◆ EXERCISE DIRECTIONS ◆
Lines in which "that" appears should be pulled from the data below.

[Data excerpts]
---*---

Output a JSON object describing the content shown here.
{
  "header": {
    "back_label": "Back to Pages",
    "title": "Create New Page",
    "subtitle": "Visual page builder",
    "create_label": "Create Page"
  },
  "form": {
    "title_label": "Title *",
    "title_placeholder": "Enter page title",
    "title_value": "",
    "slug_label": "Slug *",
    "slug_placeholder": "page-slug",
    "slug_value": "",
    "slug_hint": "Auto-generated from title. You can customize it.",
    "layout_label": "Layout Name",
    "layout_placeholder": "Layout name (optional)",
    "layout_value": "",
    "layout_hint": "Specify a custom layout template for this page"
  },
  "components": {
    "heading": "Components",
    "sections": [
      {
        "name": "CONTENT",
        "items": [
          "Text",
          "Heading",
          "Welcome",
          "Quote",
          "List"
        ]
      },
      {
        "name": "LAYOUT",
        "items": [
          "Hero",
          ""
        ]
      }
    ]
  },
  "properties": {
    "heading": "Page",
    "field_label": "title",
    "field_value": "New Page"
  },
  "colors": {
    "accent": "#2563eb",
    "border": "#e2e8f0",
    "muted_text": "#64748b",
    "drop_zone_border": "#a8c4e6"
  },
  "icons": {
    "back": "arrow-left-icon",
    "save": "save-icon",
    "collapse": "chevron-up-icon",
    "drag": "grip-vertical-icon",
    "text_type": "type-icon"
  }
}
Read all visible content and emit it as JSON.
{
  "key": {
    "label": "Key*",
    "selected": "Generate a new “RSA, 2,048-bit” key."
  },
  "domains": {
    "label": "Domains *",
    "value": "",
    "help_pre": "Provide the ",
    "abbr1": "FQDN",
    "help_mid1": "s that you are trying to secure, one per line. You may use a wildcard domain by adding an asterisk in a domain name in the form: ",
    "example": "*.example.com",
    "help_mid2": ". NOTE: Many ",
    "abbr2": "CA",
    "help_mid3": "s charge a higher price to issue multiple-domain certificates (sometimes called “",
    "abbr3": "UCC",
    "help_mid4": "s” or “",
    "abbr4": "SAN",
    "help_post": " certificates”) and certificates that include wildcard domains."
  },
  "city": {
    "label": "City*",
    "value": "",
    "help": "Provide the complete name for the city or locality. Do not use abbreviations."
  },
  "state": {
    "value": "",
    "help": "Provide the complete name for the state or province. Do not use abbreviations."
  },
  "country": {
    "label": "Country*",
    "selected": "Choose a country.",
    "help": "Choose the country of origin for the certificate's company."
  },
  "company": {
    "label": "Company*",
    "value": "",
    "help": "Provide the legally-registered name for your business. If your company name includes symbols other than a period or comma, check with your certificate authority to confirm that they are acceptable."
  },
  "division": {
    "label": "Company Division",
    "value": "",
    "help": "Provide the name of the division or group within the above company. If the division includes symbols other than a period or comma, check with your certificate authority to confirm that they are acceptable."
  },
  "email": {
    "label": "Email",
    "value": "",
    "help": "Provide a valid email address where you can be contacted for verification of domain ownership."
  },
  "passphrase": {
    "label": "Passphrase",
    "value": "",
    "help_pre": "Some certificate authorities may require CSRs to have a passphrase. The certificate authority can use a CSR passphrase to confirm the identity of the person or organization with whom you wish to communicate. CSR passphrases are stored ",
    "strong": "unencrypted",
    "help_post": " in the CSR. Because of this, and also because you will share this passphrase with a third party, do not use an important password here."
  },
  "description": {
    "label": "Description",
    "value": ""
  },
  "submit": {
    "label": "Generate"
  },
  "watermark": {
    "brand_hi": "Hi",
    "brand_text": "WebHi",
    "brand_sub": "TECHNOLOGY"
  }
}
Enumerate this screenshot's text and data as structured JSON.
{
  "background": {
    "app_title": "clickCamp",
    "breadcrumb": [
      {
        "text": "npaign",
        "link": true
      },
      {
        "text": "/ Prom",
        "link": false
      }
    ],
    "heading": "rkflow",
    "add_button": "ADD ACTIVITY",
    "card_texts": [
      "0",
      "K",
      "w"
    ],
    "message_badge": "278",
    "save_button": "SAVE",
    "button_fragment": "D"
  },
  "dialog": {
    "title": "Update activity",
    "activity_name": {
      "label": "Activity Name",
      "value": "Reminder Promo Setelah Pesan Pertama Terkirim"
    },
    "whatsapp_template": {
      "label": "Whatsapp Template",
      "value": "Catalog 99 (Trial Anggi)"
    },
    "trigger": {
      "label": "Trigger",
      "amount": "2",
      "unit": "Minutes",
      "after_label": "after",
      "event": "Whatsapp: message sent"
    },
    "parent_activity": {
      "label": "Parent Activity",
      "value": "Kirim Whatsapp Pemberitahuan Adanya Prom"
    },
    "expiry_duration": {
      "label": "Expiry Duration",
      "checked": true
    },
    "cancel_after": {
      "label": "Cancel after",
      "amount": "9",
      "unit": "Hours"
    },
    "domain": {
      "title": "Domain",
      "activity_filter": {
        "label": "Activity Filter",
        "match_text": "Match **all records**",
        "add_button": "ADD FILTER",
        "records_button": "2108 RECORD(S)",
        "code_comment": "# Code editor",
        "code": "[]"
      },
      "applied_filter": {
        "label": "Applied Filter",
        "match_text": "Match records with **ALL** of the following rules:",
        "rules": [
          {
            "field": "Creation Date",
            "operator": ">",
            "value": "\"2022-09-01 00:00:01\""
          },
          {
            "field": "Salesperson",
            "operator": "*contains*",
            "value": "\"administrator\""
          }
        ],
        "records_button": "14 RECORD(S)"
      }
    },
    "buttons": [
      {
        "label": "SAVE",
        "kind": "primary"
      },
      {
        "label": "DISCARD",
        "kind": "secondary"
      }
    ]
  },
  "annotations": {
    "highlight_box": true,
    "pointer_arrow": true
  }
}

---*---

◆ OUTPUT ◆
    "help_mid1": "s that you are trying to secure, one per line. You may use a wildcard domain by adding an asterisk in a domain name in the form: ",
    "help_post": " certificates”) and certificates that include wildcard domains."
    "help": "Provide the legally-registered name for your business. If your company name includes symbols other than a period or comma, check with your certificate authority to confirm that they are acceptable."
    "help": "Provide the name of the division or group within the above company. If the division includes symbols other than a period or comma, check with your certificate authority to confirm that they are acceptable."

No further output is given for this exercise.